TASK PROMPT = Once you have read the records below, report how many lines contain the word "calendar", and give nothing besides that number.

DATA FOR THIS TASK =
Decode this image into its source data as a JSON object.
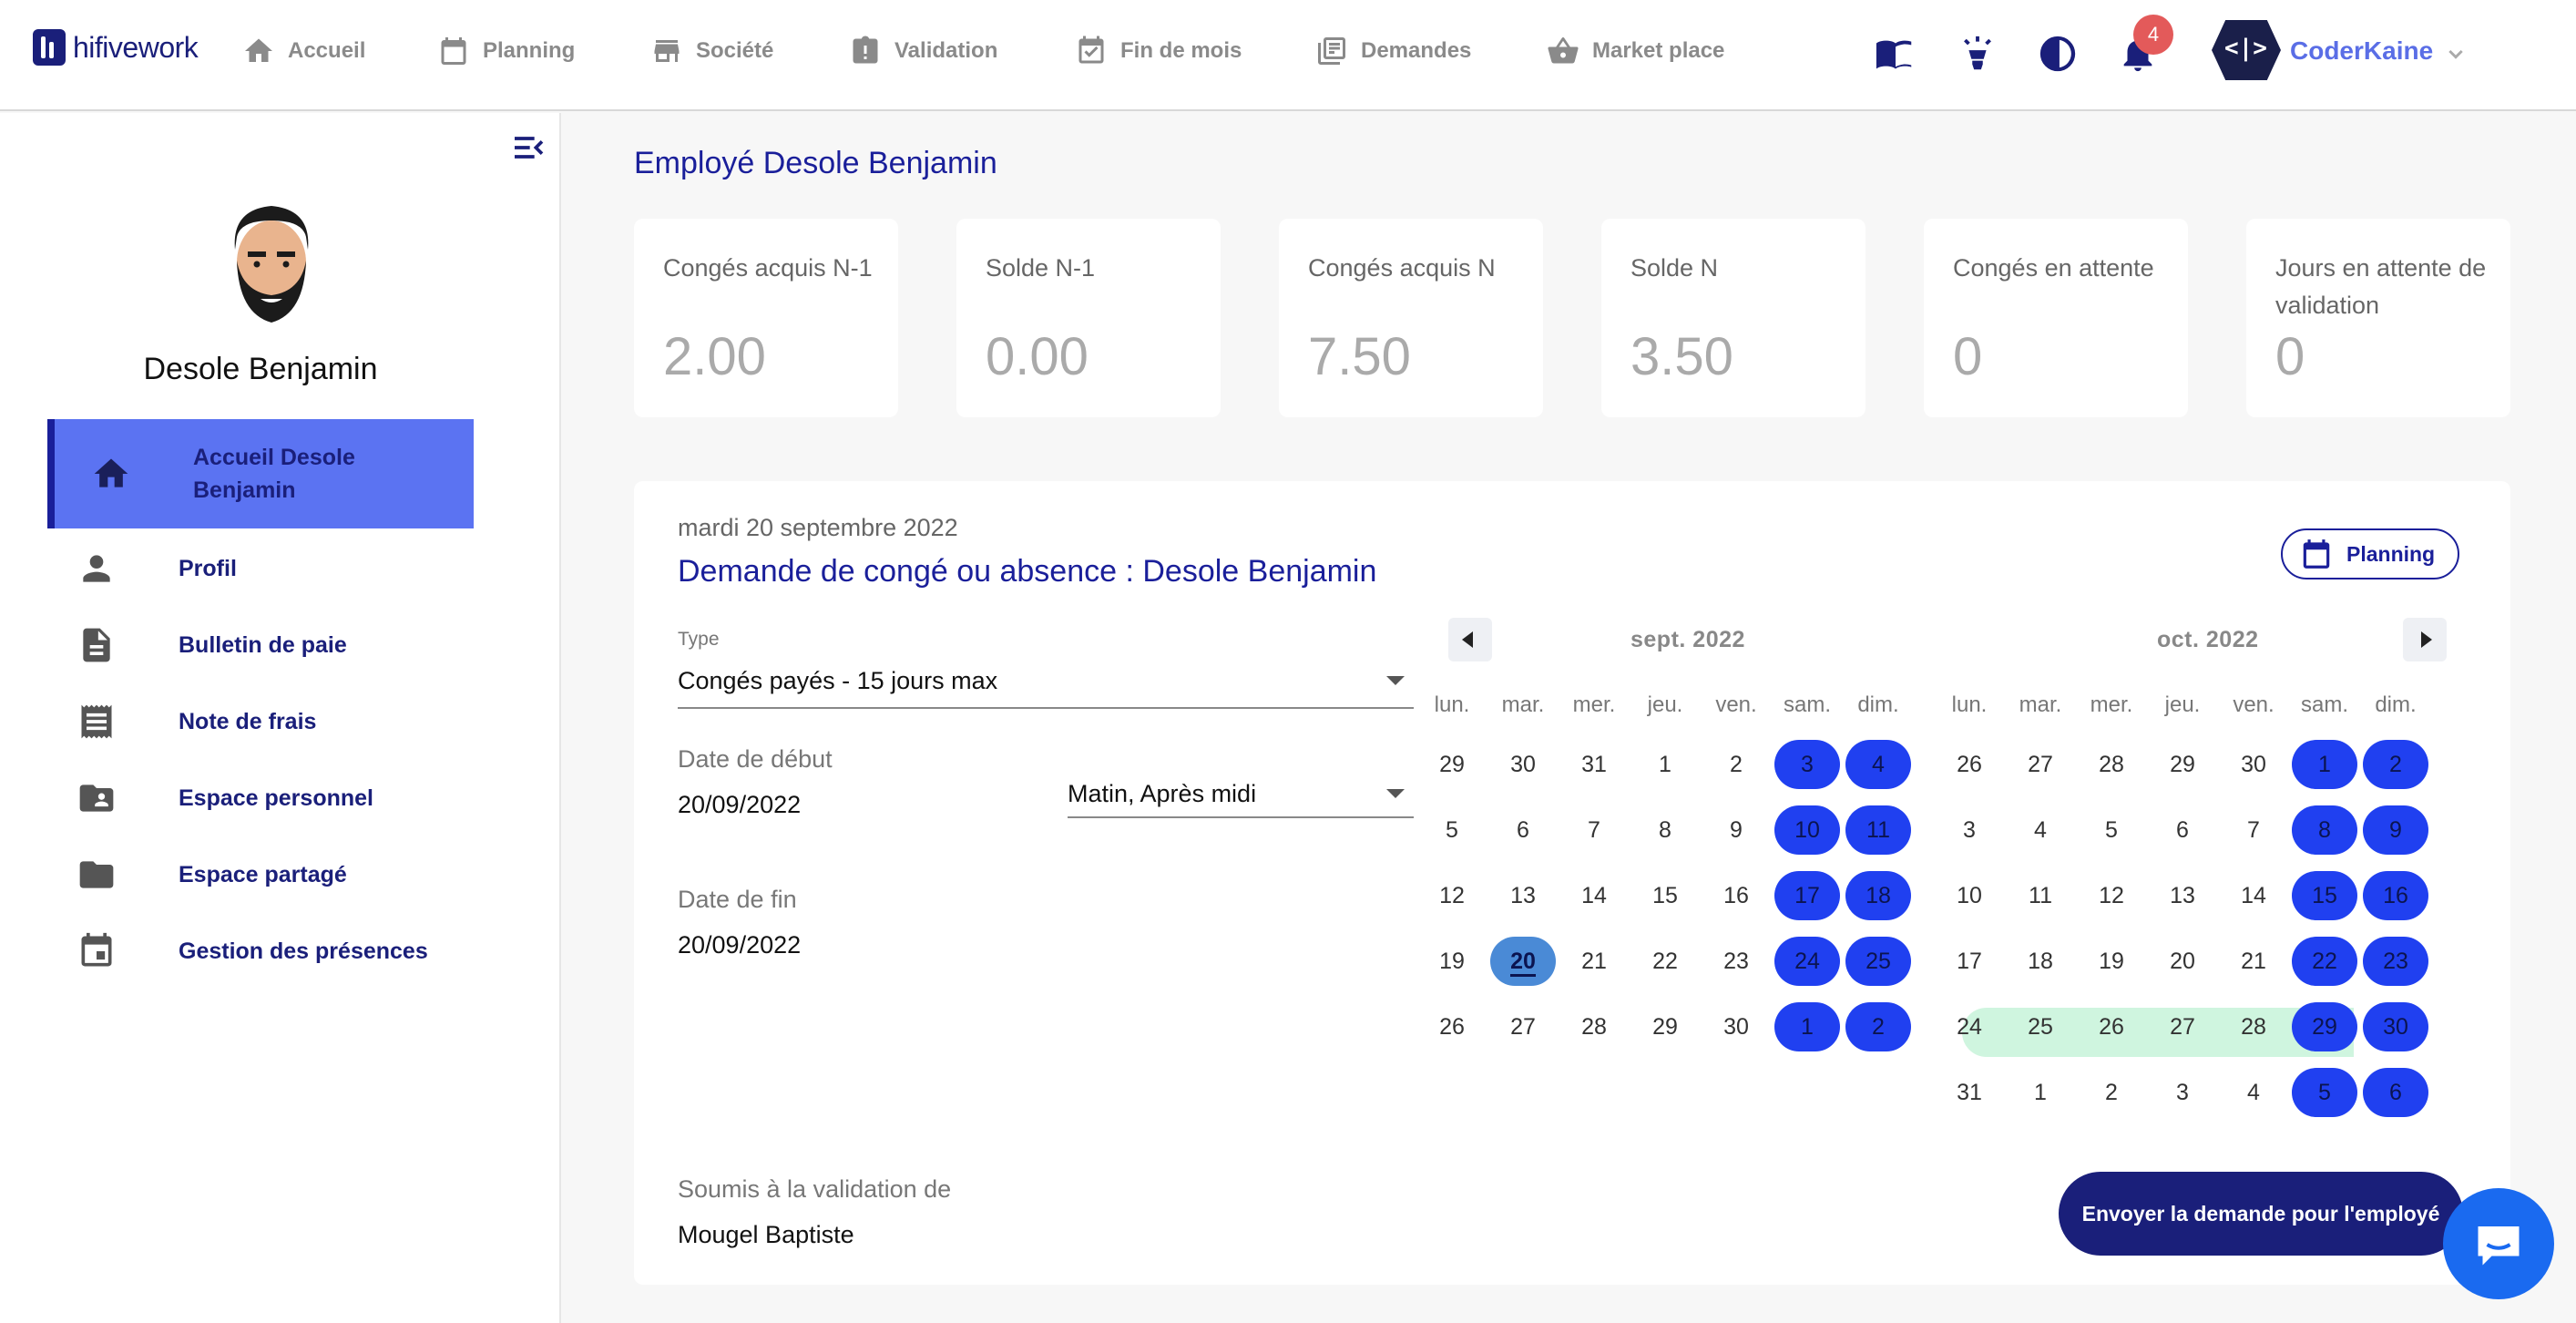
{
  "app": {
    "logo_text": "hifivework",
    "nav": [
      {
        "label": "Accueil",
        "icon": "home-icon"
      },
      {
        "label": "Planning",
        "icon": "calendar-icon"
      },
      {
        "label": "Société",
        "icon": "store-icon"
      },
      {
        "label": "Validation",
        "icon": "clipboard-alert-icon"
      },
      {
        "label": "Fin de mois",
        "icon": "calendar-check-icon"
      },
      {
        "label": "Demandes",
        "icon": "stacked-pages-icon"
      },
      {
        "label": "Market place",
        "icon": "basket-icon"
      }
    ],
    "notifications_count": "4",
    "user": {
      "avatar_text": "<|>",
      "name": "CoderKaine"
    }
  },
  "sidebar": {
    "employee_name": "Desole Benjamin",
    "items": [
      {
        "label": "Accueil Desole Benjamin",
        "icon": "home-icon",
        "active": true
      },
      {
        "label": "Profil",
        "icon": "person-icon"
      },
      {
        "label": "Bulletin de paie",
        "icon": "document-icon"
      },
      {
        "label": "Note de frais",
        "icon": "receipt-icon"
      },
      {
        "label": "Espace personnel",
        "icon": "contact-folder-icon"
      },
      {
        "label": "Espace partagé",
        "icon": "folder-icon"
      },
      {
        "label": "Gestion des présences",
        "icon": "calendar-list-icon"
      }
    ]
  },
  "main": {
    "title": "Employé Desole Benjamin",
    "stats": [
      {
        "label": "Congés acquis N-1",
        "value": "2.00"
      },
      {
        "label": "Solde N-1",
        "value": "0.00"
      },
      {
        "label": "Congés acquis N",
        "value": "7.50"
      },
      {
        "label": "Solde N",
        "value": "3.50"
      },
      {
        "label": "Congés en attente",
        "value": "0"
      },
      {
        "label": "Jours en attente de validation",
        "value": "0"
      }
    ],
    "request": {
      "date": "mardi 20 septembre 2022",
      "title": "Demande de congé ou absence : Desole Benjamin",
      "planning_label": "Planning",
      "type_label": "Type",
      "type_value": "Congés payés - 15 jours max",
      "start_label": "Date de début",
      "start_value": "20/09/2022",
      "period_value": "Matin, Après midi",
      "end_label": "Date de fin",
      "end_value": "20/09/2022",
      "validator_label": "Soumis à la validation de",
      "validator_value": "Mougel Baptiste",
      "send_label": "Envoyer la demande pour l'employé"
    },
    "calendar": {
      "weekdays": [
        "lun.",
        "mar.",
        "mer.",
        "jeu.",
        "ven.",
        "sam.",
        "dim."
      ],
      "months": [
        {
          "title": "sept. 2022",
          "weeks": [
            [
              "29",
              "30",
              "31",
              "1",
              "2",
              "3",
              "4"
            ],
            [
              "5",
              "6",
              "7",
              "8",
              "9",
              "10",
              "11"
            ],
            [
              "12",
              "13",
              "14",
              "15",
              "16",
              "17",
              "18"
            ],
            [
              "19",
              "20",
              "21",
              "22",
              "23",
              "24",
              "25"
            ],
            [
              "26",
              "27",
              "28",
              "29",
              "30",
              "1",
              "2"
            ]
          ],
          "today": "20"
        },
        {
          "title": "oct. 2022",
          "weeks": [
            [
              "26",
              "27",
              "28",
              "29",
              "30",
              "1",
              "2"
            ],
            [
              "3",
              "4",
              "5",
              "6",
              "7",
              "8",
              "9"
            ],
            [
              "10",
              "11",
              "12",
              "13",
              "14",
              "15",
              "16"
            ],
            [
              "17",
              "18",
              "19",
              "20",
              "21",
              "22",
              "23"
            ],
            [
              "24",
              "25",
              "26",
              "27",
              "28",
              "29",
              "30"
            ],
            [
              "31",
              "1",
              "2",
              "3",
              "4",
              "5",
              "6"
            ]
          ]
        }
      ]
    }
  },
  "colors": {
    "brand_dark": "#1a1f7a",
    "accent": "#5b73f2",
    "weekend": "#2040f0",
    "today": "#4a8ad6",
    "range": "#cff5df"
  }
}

TASK RESPONSE = 4